Vietnam’s Ministry of Agriculture and Rural Development said it has launched the first phase of a five-year project to ensure the safety of dams in the country, funded in part by the government of New Zealand.
The announcement comes after New Zealand Minister of Foreign Affairs, Murray McCully, visited Vietnam Deputy Prime Minister and Foreign Minister, Pham Binh Minh, in Hanoi on April 24.
With US$5.4 million in funding from NZ, the project will seek to offer solutions that would reduce deaths from flooding along the 1,000-km long Ca River and reduce associated economic losses by 30% by 2021.
The country is vulnerable to natural disasters, especially storms and floods which cause serious damage, said Deputy Minister of Agriculture and Rural Development, Ha Cong Tuan, in an article published in the Vietnam News.
Earlier this year, HydroWorld.com reported two earthquakes occurred Feb. 26 about 50 km southwest of the US$260 million 190-MW Song Tranh 2 hydropower project, according to the Earthquake Information and Tsunami Warning Centre at Vietnam’s Institute of Geophysics.
Song Tranh 2, completed in 2010, is located in Bac Tra My district, Quang Nam province. The epicenters of both events happened in Nam Tra My district, which boarders Bac Tra My district and is also in Quang Nam province.
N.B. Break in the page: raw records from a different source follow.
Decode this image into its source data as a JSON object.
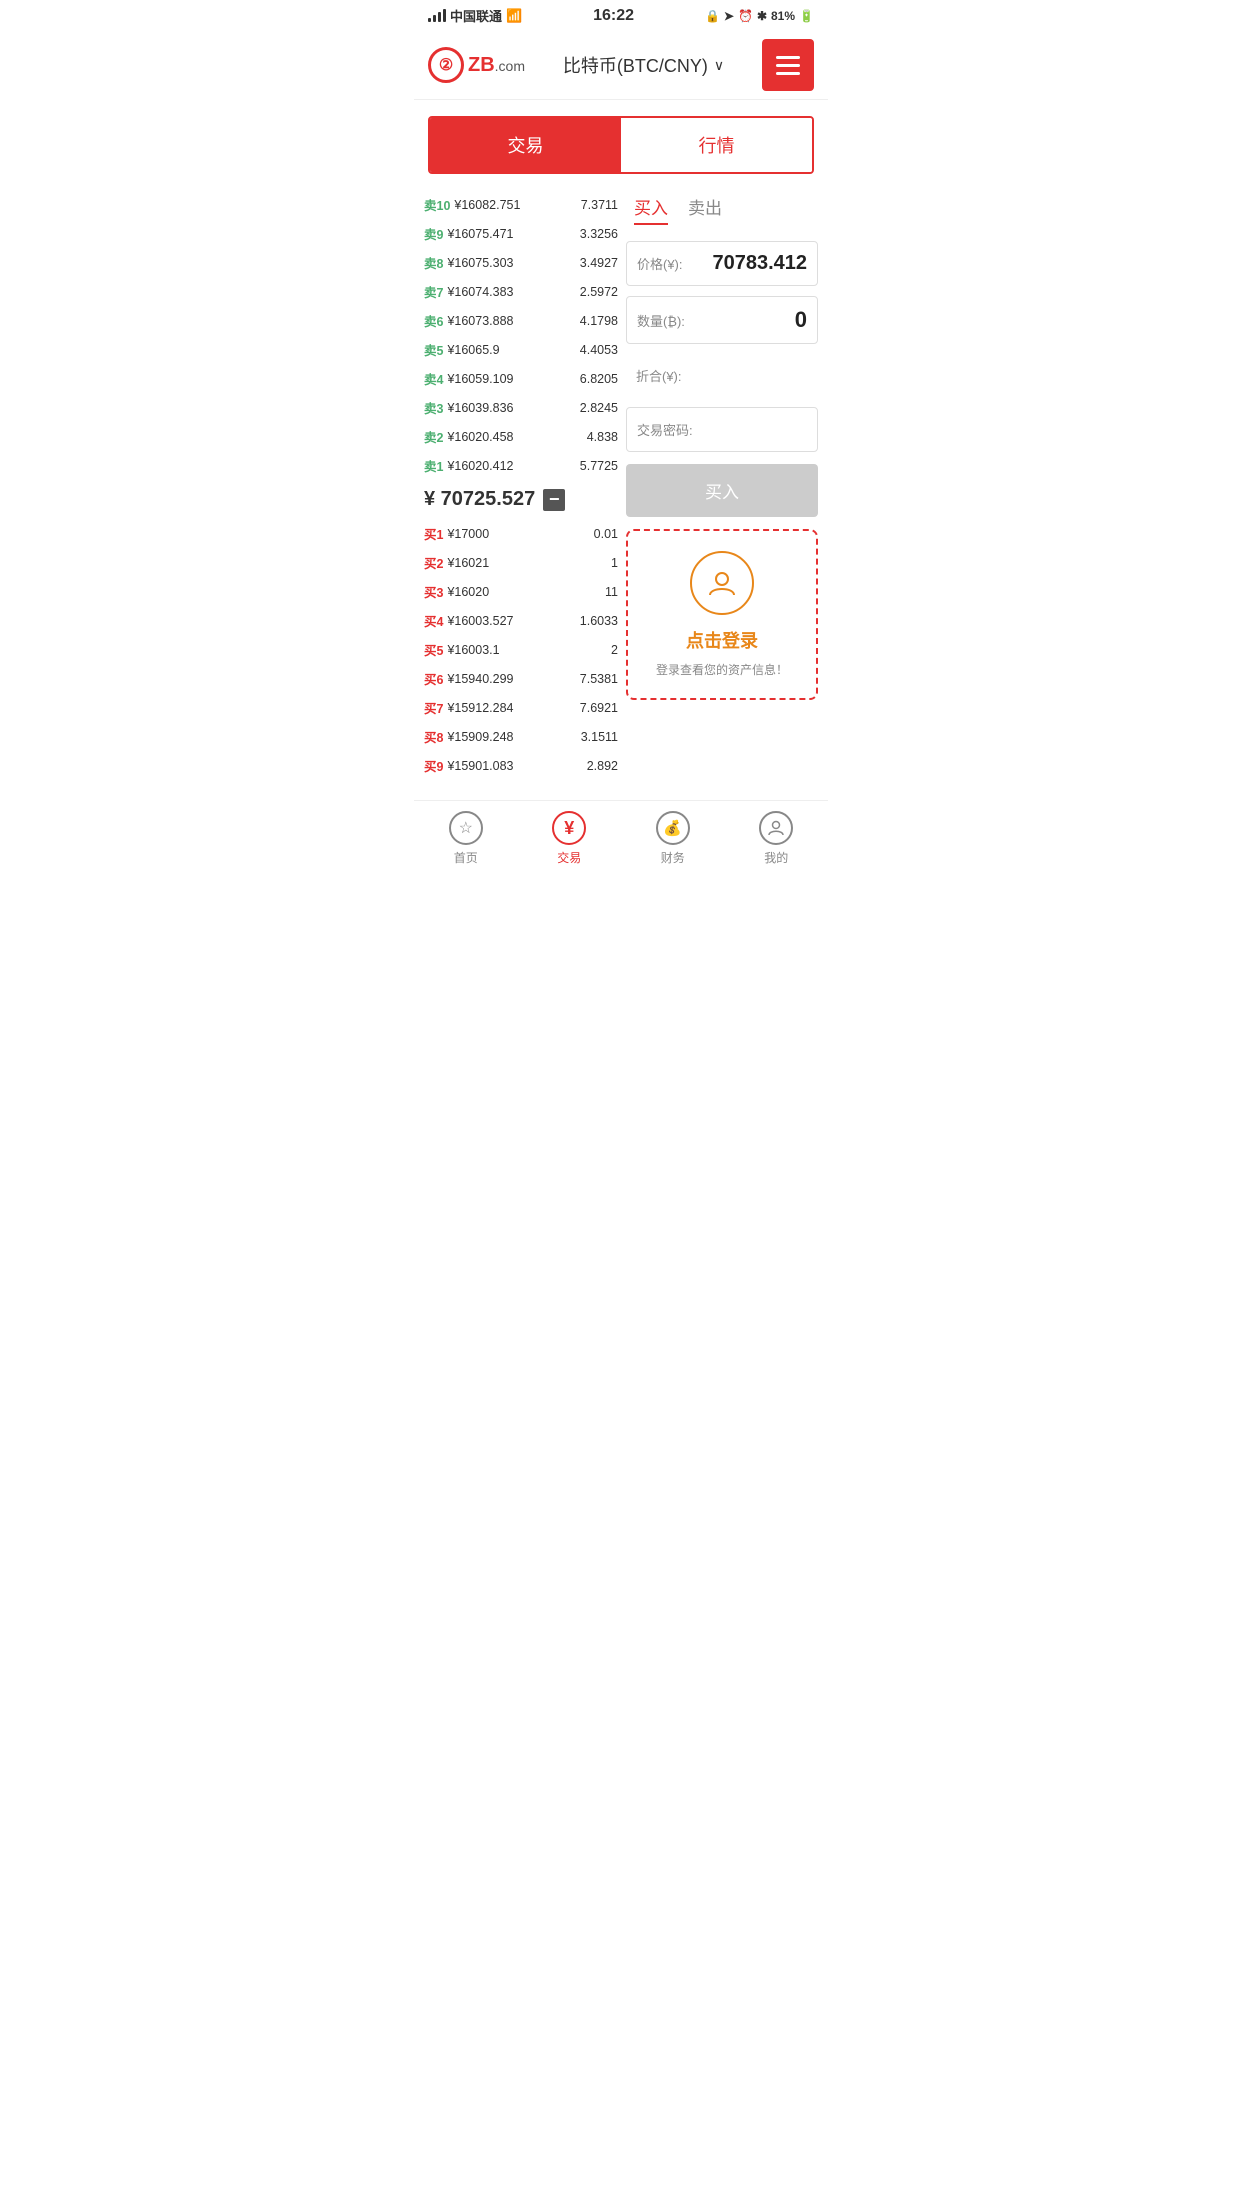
{
  "statusBar": {
    "carrier": "中国联通",
    "time": "16:22",
    "battery": "81%"
  },
  "header": {
    "title": "比特币(BTC/CNY)",
    "logoText": "ZB",
    "logoSub": ".com"
  },
  "tabs": {
    "left": "交易",
    "right": "行情"
  },
  "buySell": {
    "buy": "买入",
    "sell": "卖出"
  },
  "tradeForm": {
    "priceLabel": "价格(¥):",
    "priceValue": "70783.412",
    "qtyLabel": "数量(₿):",
    "qtyValue": "0",
    "zheLabel": "折合(¥):",
    "pwLabel": "交易密码:",
    "buyBtnLabel": "买入"
  },
  "orderBook": {
    "sells": [
      {
        "label": "卖10",
        "price": "¥16082.751",
        "qty": "7.3711"
      },
      {
        "label": "卖9",
        "price": "¥16075.471",
        "qty": "3.3256"
      },
      {
        "label": "卖8",
        "price": "¥16075.303",
        "qty": "3.4927"
      },
      {
        "label": "卖7",
        "price": "¥16074.383",
        "qty": "2.5972"
      },
      {
        "label": "卖6",
        "price": "¥16073.888",
        "qty": "4.1798"
      },
      {
        "label": "卖5",
        "price": "¥16065.9",
        "qty": "4.4053"
      },
      {
        "label": "卖4",
        "price": "¥16059.109",
        "qty": "6.8205"
      },
      {
        "label": "卖3",
        "price": "¥16039.836",
        "qty": "2.8245"
      },
      {
        "label": "卖2",
        "price": "¥16020.458",
        "qty": "4.838"
      },
      {
        "label": "卖1",
        "price": "¥16020.412",
        "qty": "5.7725"
      }
    ],
    "midPrice": "¥ 70725.527",
    "buys": [
      {
        "label": "买1",
        "price": "¥17000",
        "qty": "0.01"
      },
      {
        "label": "买2",
        "price": "¥16021",
        "qty": "1"
      },
      {
        "label": "买3",
        "price": "¥16020",
        "qty": "11"
      },
      {
        "label": "买4",
        "price": "¥16003.527",
        "qty": "1.6033"
      },
      {
        "label": "买5",
        "price": "¥16003.1",
        "qty": "2"
      },
      {
        "label": "买6",
        "price": "¥15940.299",
        "qty": "7.5381"
      },
      {
        "label": "买7",
        "price": "¥15912.284",
        "qty": "7.6921"
      },
      {
        "label": "买8",
        "price": "¥15909.248",
        "qty": "3.1511"
      },
      {
        "label": "买9",
        "price": "¥15901.083",
        "qty": "2.892"
      }
    ]
  },
  "loginBox": {
    "btnText": "点击登录",
    "subText": "登录查看您的资产信息！"
  },
  "bottomNav": [
    {
      "label": "首页",
      "icon": "★",
      "active": false
    },
    {
      "label": "交易",
      "icon": "¥",
      "active": true
    },
    {
      "label": "财务",
      "icon": "💰",
      "active": false
    },
    {
      "label": "我的",
      "icon": "👤",
      "active": false
    }
  ]
}
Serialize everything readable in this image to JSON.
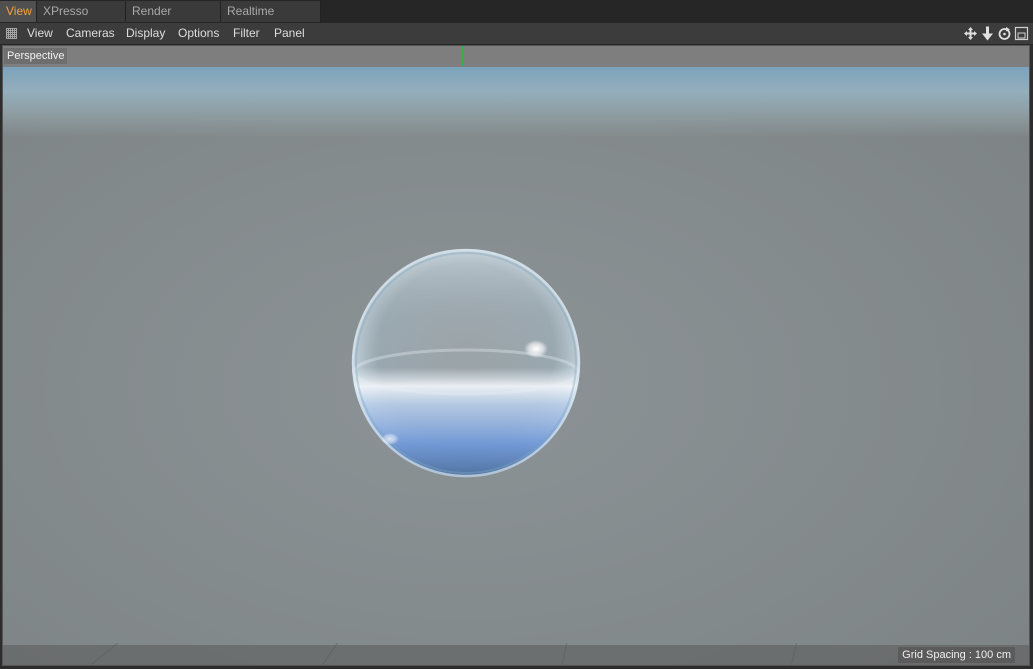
{
  "tabs": [
    {
      "label": "View",
      "active": true
    },
    {
      "label": "XPresso Editor",
      "active": false
    },
    {
      "label": "Render Settings",
      "active": false
    },
    {
      "label": "Realtime Preview",
      "active": false
    }
  ],
  "menu": {
    "items": [
      "View",
      "Cameras",
      "Display",
      "Options",
      "Filter",
      "Panel"
    ]
  },
  "nav_icons": [
    "move-view-icon",
    "dolly-view-icon",
    "rotate-view-icon",
    "toggle-layout-icon"
  ],
  "viewport": {
    "camera_label": "Perspective",
    "grid_spacing": "Grid Spacing : 100 cm"
  },
  "colors": {
    "active_tab_text": "#f3a431",
    "viewport_bg": "#858c8e",
    "axis_y": "#34b34a"
  }
}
Along with a similar project funded by the World Bank, the dam safety project is hoped to help Vietnam improve dam quality and the operation of dams and water reservoirs, thus reducing damage caused by natural disasters, Tuan said.
Vietnam is also increasing its hydropower assets.
Today, California-based equipment supplier JHP & Associates Inc. was awarded a contract to outfit Vietnam’s 64-MW Yen Son plant with a pair of turbine units, governor, excitation system, transformers, control and protection systems and other electromechanical equipment.
The equipment will be manufactured by the Tianfa Heavy Machinery & Hydro Power Equipment Manufacture Co. Ltd. in Tianjin, China, which signed a distribution deal with JHP in 2014.